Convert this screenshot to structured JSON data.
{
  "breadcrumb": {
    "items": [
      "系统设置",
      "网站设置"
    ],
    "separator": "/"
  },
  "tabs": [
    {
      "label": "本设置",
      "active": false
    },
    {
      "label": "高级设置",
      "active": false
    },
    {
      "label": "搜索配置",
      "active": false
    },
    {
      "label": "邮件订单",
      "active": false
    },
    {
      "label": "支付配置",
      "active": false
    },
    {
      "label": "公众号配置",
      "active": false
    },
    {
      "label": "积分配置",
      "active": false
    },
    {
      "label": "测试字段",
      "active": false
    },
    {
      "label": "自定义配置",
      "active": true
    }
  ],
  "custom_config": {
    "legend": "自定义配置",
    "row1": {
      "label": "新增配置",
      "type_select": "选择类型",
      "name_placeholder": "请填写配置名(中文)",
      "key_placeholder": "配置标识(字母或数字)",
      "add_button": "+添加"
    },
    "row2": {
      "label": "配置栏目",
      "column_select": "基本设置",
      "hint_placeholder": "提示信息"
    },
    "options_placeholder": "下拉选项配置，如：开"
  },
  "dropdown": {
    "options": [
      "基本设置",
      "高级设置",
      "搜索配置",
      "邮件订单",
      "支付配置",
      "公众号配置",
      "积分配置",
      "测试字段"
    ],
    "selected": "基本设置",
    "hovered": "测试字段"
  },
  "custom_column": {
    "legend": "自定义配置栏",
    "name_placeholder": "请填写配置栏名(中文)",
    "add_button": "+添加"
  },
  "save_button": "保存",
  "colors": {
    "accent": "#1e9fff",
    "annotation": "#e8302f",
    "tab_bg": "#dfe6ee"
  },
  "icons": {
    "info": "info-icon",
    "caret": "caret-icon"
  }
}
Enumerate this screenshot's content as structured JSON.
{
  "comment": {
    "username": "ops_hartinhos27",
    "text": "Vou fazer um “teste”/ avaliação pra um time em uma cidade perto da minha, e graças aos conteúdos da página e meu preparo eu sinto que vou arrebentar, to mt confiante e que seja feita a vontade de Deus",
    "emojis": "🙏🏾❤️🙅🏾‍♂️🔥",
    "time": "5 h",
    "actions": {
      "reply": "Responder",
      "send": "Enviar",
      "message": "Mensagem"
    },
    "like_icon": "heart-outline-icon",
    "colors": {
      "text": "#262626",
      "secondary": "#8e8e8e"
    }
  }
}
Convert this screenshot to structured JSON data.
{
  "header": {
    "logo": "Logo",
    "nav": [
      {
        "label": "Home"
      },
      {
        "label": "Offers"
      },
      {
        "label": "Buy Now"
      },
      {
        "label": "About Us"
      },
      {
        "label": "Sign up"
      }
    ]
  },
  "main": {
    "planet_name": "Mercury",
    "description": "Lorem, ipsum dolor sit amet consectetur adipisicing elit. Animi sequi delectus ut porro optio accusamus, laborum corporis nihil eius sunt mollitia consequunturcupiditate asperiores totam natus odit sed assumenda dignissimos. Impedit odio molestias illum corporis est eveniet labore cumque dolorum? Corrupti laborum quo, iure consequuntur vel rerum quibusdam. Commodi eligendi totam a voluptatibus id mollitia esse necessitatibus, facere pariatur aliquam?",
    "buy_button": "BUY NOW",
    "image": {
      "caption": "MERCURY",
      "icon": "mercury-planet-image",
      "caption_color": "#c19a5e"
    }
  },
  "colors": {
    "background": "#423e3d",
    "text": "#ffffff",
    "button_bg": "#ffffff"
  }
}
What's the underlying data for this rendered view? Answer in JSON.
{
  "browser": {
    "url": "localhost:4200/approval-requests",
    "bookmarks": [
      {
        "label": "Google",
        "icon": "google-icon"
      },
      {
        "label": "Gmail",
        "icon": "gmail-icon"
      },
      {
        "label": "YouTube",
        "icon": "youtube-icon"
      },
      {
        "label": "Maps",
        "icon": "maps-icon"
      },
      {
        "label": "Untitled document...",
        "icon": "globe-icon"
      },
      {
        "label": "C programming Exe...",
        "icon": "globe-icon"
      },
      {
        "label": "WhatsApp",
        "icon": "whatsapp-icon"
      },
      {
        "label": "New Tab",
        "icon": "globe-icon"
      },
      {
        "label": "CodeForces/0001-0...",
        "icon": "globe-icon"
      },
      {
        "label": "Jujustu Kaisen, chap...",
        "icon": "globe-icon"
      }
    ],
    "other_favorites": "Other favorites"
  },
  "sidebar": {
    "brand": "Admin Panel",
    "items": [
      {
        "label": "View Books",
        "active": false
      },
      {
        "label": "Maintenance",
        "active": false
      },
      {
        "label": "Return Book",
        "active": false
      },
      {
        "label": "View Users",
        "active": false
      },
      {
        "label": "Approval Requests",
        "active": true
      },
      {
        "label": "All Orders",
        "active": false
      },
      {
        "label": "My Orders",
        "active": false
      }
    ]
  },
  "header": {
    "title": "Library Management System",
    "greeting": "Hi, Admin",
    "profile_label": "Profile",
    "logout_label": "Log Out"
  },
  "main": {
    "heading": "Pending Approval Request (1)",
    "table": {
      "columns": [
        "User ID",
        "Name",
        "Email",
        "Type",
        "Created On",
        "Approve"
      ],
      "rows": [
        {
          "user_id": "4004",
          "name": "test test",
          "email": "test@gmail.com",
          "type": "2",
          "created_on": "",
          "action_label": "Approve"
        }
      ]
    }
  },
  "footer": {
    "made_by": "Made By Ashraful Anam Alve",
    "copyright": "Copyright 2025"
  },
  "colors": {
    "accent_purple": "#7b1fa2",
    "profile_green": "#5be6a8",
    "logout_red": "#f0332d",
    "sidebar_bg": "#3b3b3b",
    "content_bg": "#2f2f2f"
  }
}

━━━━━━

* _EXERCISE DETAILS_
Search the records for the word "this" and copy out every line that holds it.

* _YOUR SOLUTION_
Convert this screenshot to structured JSON data.
Enumerate this screenshot's content as structured JSON.
Convert this screenshot to structured JSON data.
What's the underlying data for this rendered view? Answer in JSON.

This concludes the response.